Photo credit: Simon Fox at Melbourne Photography
Last year, a breakthrough study out of Ottawa made headlines around the globe as the first to show that Duchenne muscular dystrophy directly affects muscle stem cells — findings that are already changing long-held beliefs around the causes of the disease. Funded in part by Muscular Dystrophy Canada, the research discovered that muscle stem cells also express the dystrophin protein; without this protein, they produce tenfold fewer muscle precursor cells, which in turn generate fewer functional muscle fibres. Experimental approaches such as gene therapy are also being investigated, but Dr. Rudnicki’s research suggests that these approaches will need to be modified to target muscle stem cells as well as muscle fibres.
HealthPartners and you
For over 25 years, HealthPartners and Canada’s 16 leading health charities have been working together to create healthy workplaces and communities. Our partner charities have had a major impact on the treatment of and services related to chronic disease and major illness. From increasing the survival rate of Canadians with cancer or cystic fibrosis, to the first organization in the world to focus on liver disease research, to providing speech therapy for Parkinson’s sufferers, and more, the 16 charities have made the difference in the lives of millions of Canadians affected by chronic disease or major illness — Canadians from all walks of life and in communities and neighbourhoods in every corner of the country.
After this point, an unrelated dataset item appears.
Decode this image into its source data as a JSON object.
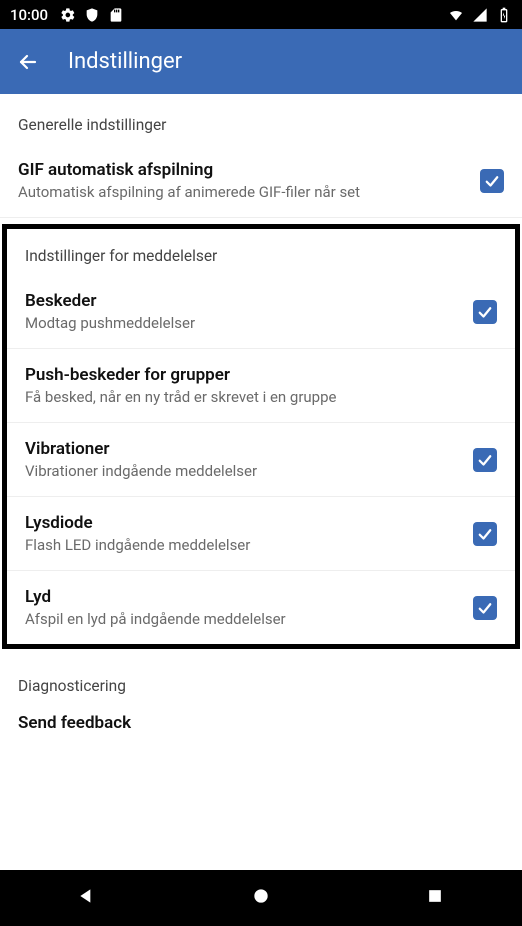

Our research indicates that 87% of Canadians will be confronted with a major health issue at some point during their lifetime. Beyond having to deal with major physical challenges that go hand in hand with a chronic disease or major illness are a host of other challenges, including mental illness.
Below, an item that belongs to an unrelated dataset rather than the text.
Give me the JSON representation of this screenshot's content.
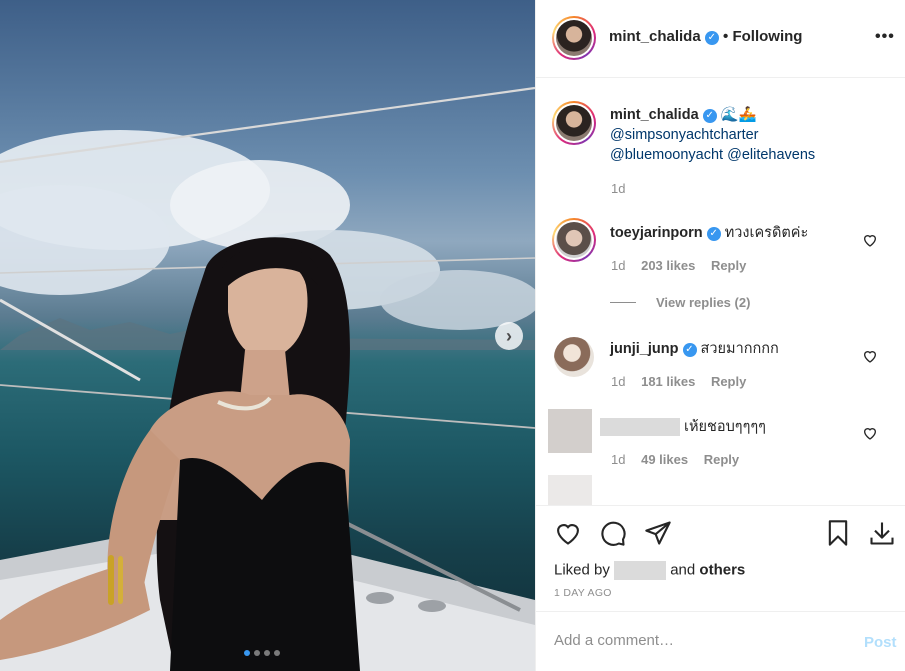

There is a strong connection between the physical and the mental, between the body and the mind. Mental illness is not only a very real side effect of chronic disease or major illness, but it also exacerbates the physical symptoms.
In recognition of this mind–body connection, HealthPartners’ 16 partner charities have implemented a range of support programs and offer a host of other resources to meet these mental health needs. Their clear guidance, educational resources and support programs help people living with long-term illness cope with mood disorders like depression. You can read about the mind–body connection in our Chronic Disease and Mental Health Report.
HealthPartners 16 Member charities
- ALS Canada
- Alzheimer Society Canada
- Canadian Cancer Society
- Diabetes Canada
- Canadian Hemophilia Society
- Canadian Liver Foundation
- Crohn’s and Colitis Canada
- Cystic Fibrosis Canada
- Heart & Stroke
- Huntington Society of Canada
- Multiple Sclerosis Society of Canada
- Muscular Dystrophy Canada
- Parkinson Canada
- The Arthritis Society
- The Kidney Foundation of Canada
- The Lung Association
Impact of your donations
Donations to HealthPartners help our 16 leading health charities:
- conduct critical research to help prevent some of these diseases
- develop support and education programs to keep people in our communities healthier
- find treatments and cures we need to save and transform lives in our community
Your donations help transform people’s lives, including people who live right in your own neighbourhood. To learn more about their impact, you can read the real-life stories of some of those who have benefitted — stories that are living proof of how your donations help to transform lives and make a real difference, at the local level.